For COVID testing, make an appointment at an Urgent Care or QuickCare location or visit hhs.gov.
If you have a medical emergency, visit one of our Emergency Departments.
Back to Living Better
man in pain touching his head and neck

What to do if you hit your head

While not all bumps to the head are life-threatening, it’s essential to know the warning signs of a traumatic brain injury if you do hit your head. In 2020, more than 64,000 people died from traumatic brain injuries (TBIs), according to the Centers for Disease Control and Prevention (CDC). Of course, not every head injury will cause a TBI, but it’s still essential to know when to seek treatment if you hit your head.

When to go to the emergency department if you hit your head

Gina Talbot, M.D., a Piedmont internal medicine physician, says you should call 911 or visit your nearest emergency department if you experience any of the following symptoms after hitting your head:

  • Vomiting

  • Loss of consciousness

  • Seizure activity

  • Any sign of a skull fracture, such as two black eyes or a depression in the skull

“You should go to the emergency department if you have any of these symptoms after hitting your head,” says Dr. Talbot. “You should also go to the emergency department if you injure your head and are over age 65 or are on blood thinners, including aspirin.”

When to go to urgent care for a head injury

If you bump your head—such as on the kitchen cabinet while unloading groceries—and only have a slight headache, it’s likely not a sign of a serious problem, says Dr. Talbot.
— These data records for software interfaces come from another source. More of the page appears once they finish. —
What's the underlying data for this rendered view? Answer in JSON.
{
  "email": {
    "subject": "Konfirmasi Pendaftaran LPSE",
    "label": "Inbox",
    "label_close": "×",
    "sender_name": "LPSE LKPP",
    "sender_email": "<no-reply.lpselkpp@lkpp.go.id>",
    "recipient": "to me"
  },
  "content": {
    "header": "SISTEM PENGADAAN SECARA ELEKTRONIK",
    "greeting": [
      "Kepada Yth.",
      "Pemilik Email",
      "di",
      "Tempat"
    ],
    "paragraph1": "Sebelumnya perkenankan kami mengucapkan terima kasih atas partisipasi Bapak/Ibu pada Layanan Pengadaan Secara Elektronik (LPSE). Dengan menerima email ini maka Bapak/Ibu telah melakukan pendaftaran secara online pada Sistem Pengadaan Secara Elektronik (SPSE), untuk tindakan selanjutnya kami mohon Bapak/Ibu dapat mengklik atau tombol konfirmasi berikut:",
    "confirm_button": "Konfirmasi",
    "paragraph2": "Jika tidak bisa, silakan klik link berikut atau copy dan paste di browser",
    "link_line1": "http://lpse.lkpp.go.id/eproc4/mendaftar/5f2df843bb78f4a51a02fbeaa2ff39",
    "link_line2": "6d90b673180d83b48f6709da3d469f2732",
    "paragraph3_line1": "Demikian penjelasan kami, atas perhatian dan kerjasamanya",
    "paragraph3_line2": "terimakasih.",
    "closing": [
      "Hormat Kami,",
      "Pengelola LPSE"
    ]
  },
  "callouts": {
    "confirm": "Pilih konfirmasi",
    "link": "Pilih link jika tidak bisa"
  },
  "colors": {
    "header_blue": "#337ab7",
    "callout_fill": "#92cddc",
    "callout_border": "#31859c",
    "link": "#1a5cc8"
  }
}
However, you could have a concussion if you experience a headache accompanied by:

  • Nausea

  • Blurred vision

  • Dizziness

  • Unusual fatigue

  • Sensitivity to light

  • Trouble falling asleep

“These can be symptoms of a concussion,” says Dr. Talbot. “If you have any of these signs, call your primary care provider or visit an urgent care center within 24 to 48 hours.”

If you’ve had a concussion in the past and you hit your head again, this places you at risk for subsequent injury, including recurrent concussion, she adds.

How to reduce your risk of a serious head injury

Here are some ways to reduce your chances of a serious head injury:

  • Talk to your doctor if you take aspirin. “There’s a recent recommendation by the United States Preventive Services Task Force that says patients over age 60 shouldn’t be on aspirin for the prevention of a first heart attack,” says Dr. Talbot. “If you haven’t had a heart attack or stroke and are over age 60, it’s no longer recommended to take aspirin as a preventive measure. Aspirin can increase your risk of bleeding, so ask your doctor if it’s still safe for you.”

  • Prevent falls. People who are over age 65 should take measures to prevent falls since that’s a major cause of head injuries in this age group, she says. Exercising, especially practicing tai chi, wearing supportive shoes with thin, hard soles, getting regular eye exams, keeping stairways well-lit, minimizing alcohol consumption and installing grab bars in the shower and near the toilet can help reduce your risk of falling.

  • Wear helmet. When biking, skateboarding and playing sports, wear a well-fitting helmet to reduce your risk of serious injury.  

  • Wear a seatbelt. Wearing a seatbelt when riding in or driving a motor vehicle can be lifesaving.

If you have questions about your risk of a head injury, talk to your primary care provider. Need to make an appointment with a Piedmont physician? Save time, book online.

Schedule your appointment online

Piedmont App

Download the Piedmont Now app

  • Directions
  • Indoor Hospital Navigation
  • Find & Save Physicians
  • Online Scheduling

Download the app today!

Get the Piedmont Now on Google Play Get the Piedmont Now on iTunes App Store